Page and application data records
++++++++++++++++++++

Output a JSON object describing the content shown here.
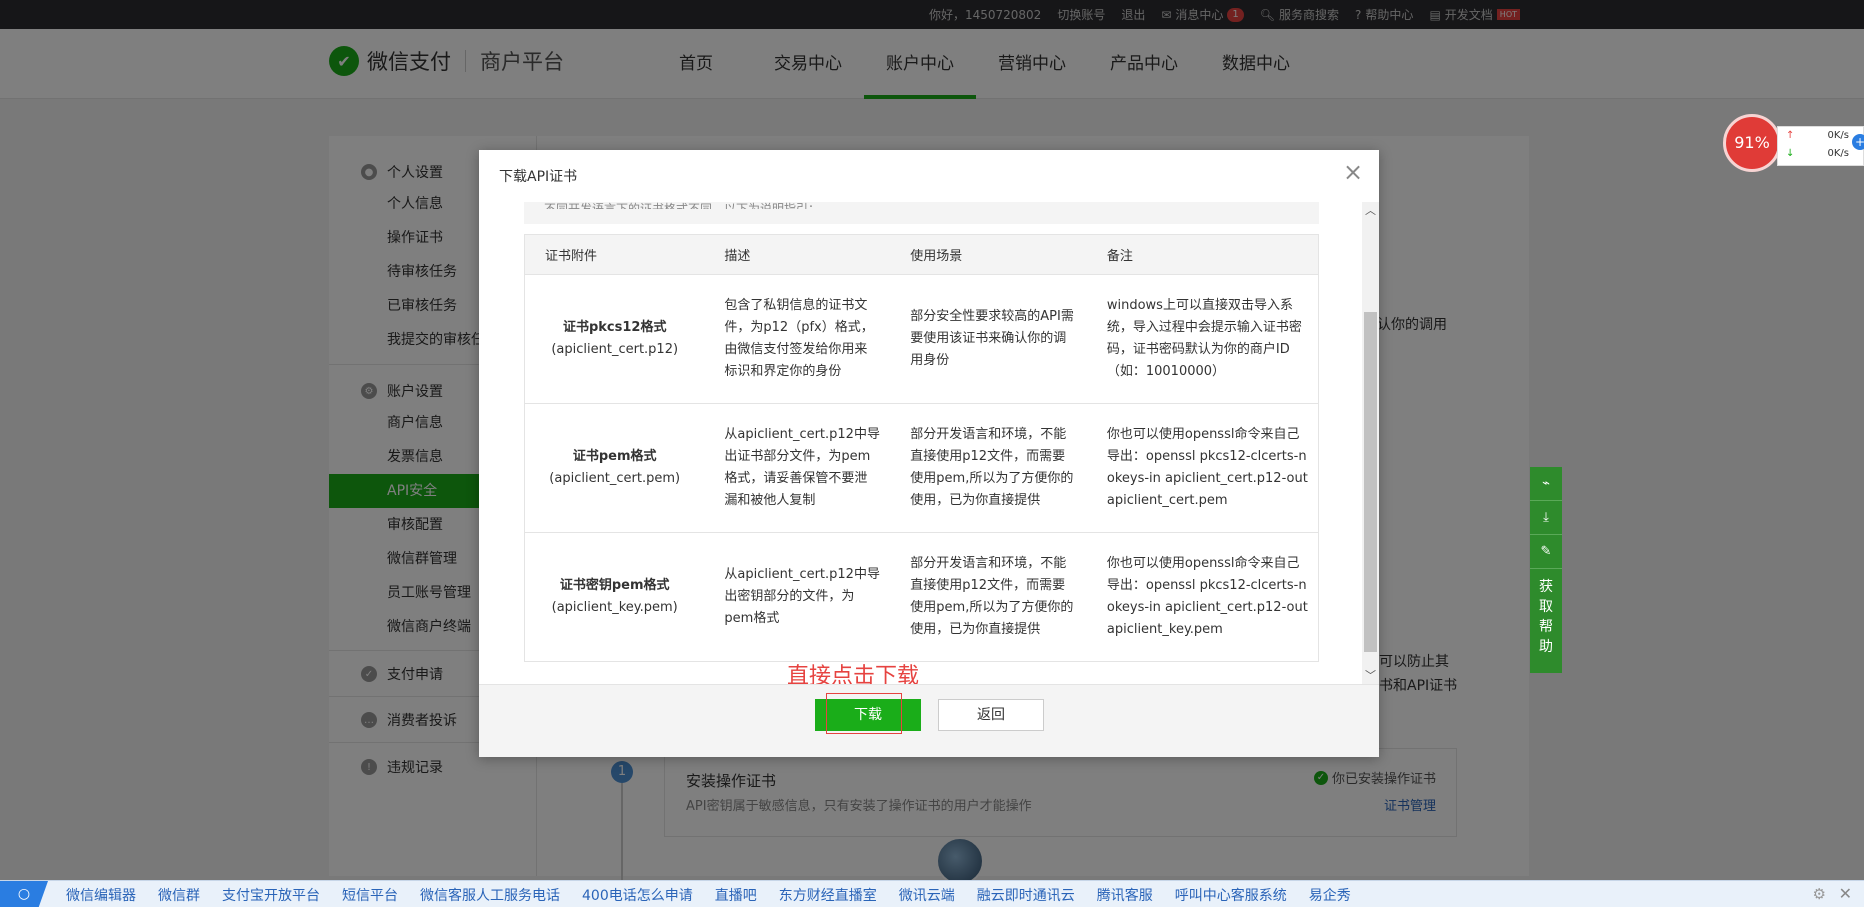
{
  "topbar": {
    "greeting": "你好，1450720802",
    "switch_account": "切换账号",
    "logout": "退出",
    "messages": "消息中心",
    "messages_count": "1",
    "search": "服务商搜索",
    "help": "帮助中心",
    "dev_docs": "开发文档",
    "hot": "HOT"
  },
  "header": {
    "logo_brand": "微信支付",
    "logo_sub": "商户平台",
    "nav": [
      "首页",
      "交易中心",
      "账户中心",
      "营销中心",
      "产品中心",
      "数据中心"
    ]
  },
  "sidebar": {
    "group_personal": "个人设置",
    "personal_items": [
      "个人信息",
      "操作证书",
      "待审核任务",
      "已审核任务",
      "我提交的审核任"
    ],
    "group_account": "账户设置",
    "account_items": [
      "商户信息",
      "发票信息",
      "API安全",
      "审核配置",
      "微信群管理",
      "员工账号管理",
      "微信商户终端"
    ],
    "pay_apply": "支付申请",
    "complaints": "消费者投诉",
    "violations": "违规记录"
  },
  "main_bg": {
    "frag_right_1": "认你的调用",
    "frag_right_2": "可以防止其",
    "frag_right_3": "书和API证书",
    "step_num": "1",
    "step_title": "安装操作证书",
    "step_desc": "API密钥属于敏感信息，只有安装了操作证书的用户才能操作",
    "step_status": "你已安装操作证书",
    "step_link": "证书管理"
  },
  "modal": {
    "title": "下载API证书",
    "intro_fragment": "不同开发语言下的证书格式不同，以下为说明指引：",
    "columns": [
      "证书附件",
      "描述",
      "使用场景",
      "备注"
    ],
    "rows": [
      {
        "name": "证书pkcs12格式",
        "file": "(apiclient_cert.p12)",
        "desc": "包含了私钥信息的证书文件，为p12（pfx）格式，由微信支付签发给你用来标识和界定你的身份",
        "usage": "部分安全性要求较高的API需要使用该证书来确认你的调用身份",
        "note": "windows上可以直接双击导入系统，导入过程中会提示输入证书密码，证书密码默认为你的商户ID（如：10010000）"
      },
      {
        "name": "证书pem格式",
        "file": "(apiclient_cert.pem)",
        "desc": "从apiclient_cert.p12中导出证书部分文件，为pem格式，请妥善保管不要泄漏和被他人复制",
        "usage": "部分开发语言和环境，不能直接使用p12文件，而需要使用pem,所以为了方便你的使用，已为你直接提供",
        "note": "你也可以使用openssl命令来自己导出：openssl pkcs12-clcerts-nokeys-in apiclient_cert.p12-out apiclient_cert.pem"
      },
      {
        "name": "证书密钥pem格式",
        "file": "(apiclient_key.pem)",
        "desc": "从apiclient_cert.p12中导出密钥部分的文件，为pem格式",
        "usage": "部分开发语言和环境，不能直接使用p12文件，而需要使用pem,所以为了方便你的使用，已为你直接提供",
        "note": "你也可以使用openssl命令来自己导出：openssl pkcs12-clcerts-nokeys-in apiclient_cert.p12-out apiclient_key.pem"
      }
    ],
    "annotation": "直接点击下载",
    "download": "下载",
    "back": "返回"
  },
  "network_widget": {
    "percent": "91%",
    "upload": "0K/s",
    "download": "0K/s"
  },
  "float_tools": {
    "help_label": "获取帮助"
  },
  "taskbar": {
    "links": [
      "微信编辑器",
      "微信群",
      "支付宝开放平台",
      "短信平台",
      "微信客服人工服务电话",
      "400电话怎么申请",
      "直播吧",
      "东方财经直播室",
      "微讯云端",
      "融云即时通讯云",
      "腾讯客服",
      "呼叫中心客服系统",
      "易企秀"
    ]
  },
  "colors": {
    "brand_green": "#1aad19",
    "annotation_red": "#e64340",
    "topbar_bg": "#2c2d31"
  }
}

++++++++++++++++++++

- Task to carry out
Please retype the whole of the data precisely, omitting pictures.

- Exercise response
Output a JSON object describing the content shown here.
{
  "topbar": {
    "greeting": "你好，1450720802",
    "switch_account": "切换账号",
    "logout": "退出",
    "messages": "消息中心",
    "messages_count": "1",
    "search": "服务商搜索",
    "help": "帮助中心",
    "dev_docs": "开发文档",
    "hot": "HOT"
  },
  "header": {
    "logo_brand": "微信支付",
    "logo_sub": "商户平台",
    "nav": [
      "首页",
      "交易中心",
      "账户中心",
      "营销中心",
      "产品中心",
      "数据中心"
    ]
  },
  "sidebar": {
    "group_personal": "个人设置",
    "personal_items": [
      "个人信息",
      "操作证书",
      "待审核任务",
      "已审核任务",
      "我提交的审核任"
    ],
    "group_account": "账户设置",
    "account_items": [
      "商户信息",
      "发票信息",
      "API安全",
      "审核配置",
      "微信群管理",
      "员工账号管理",
      "微信商户终端"
    ],
    "pay_apply": "支付申请",
    "complaints": "消费者投诉",
    "violations": "违规记录"
  },
  "main_bg": {
    "frag_right_1": "认你的调用",
    "frag_right_2": "可以防止其",
    "frag_right_3": "书和API证书",
    "step_num": "1",
    "step_title": "安装操作证书",
    "step_desc": "API密钥属于敏感信息，只有安装了操作证书的用户才能操作",
    "step_status": "你已安装操作证书",
    "step_link": "证书管理"
  },
  "modal": {
    "title": "下载API证书",
    "intro_fragment": "不同开发语言下的证书格式不同，以下为说明指引：",
    "columns": [
      "证书附件",
      "描述",
      "使用场景",
      "备注"
    ],
    "rows": [
      {
        "name": "证书pkcs12格式",
        "file": "(apiclient_cert.p12)",
        "desc": "包含了私钥信息的证书文件，为p12（pfx）格式，由微信支付签发给你用来标识和界定你的身份",
        "usage": "部分安全性要求较高的API需要使用该证书来确认你的调用身份",
        "note": "windows上可以直接双击导入系统，导入过程中会提示输入证书密码，证书密码默认为你的商户ID（如：10010000）"
      },
      {
        "name": "证书pem格式",
        "file": "(apiclient_cert.pem)",
        "desc": "从apiclient_cert.p12中导出证书部分文件，为pem格式，请妥善保管不要泄漏和被他人复制",
        "usage": "部分开发语言和环境，不能直接使用p12文件，而需要使用pem,所以为了方便你的使用，已为你直接提供",
        "note": "你也可以使用openssl命令来自己导出：openssl pkcs12-clcerts-nokeys-in apiclient_cert.p12-out apiclient_cert.pem"
      },
      {
        "name": "证书密钥pem格式",
        "file": "(apiclient_key.pem)",
        "desc": "从apiclient_cert.p12中导出密钥部分的文件，为pem格式",
        "usage": "部分开发语言和环境，不能直接使用p12文件，而需要使用pem,所以为了方便你的使用，已为你直接提供",
        "note": "你也可以使用openssl命令来自己导出：openssl pkcs12-clcerts-nokeys-in apiclient_cert.p12-out apiclient_key.pem"
      }
    ],
    "annotation": "直接点击下载",
    "download": "下载",
    "back": "返回"
  },
  "network_widget": {
    "percent": "91%",
    "upload": "0K/s",
    "download": "0K/s"
  },
  "float_tools": {
    "help_label": "获取帮助"
  },
  "taskbar": {
    "links": [
      "微信编辑器",
      "微信群",
      "支付宝开放平台",
      "短信平台",
      "微信客服人工服务电话",
      "400电话怎么申请",
      "直播吧",
      "东方财经直播室",
      "微讯云端",
      "融云即时通讯云",
      "腾讯客服",
      "呼叫中心客服系统",
      "易企秀"
    ]
  },
  "colors": {
    "brand_green": "#1aad19",
    "annotation_red": "#e64340",
    "topbar_bg": "#2c2d31"
  }
}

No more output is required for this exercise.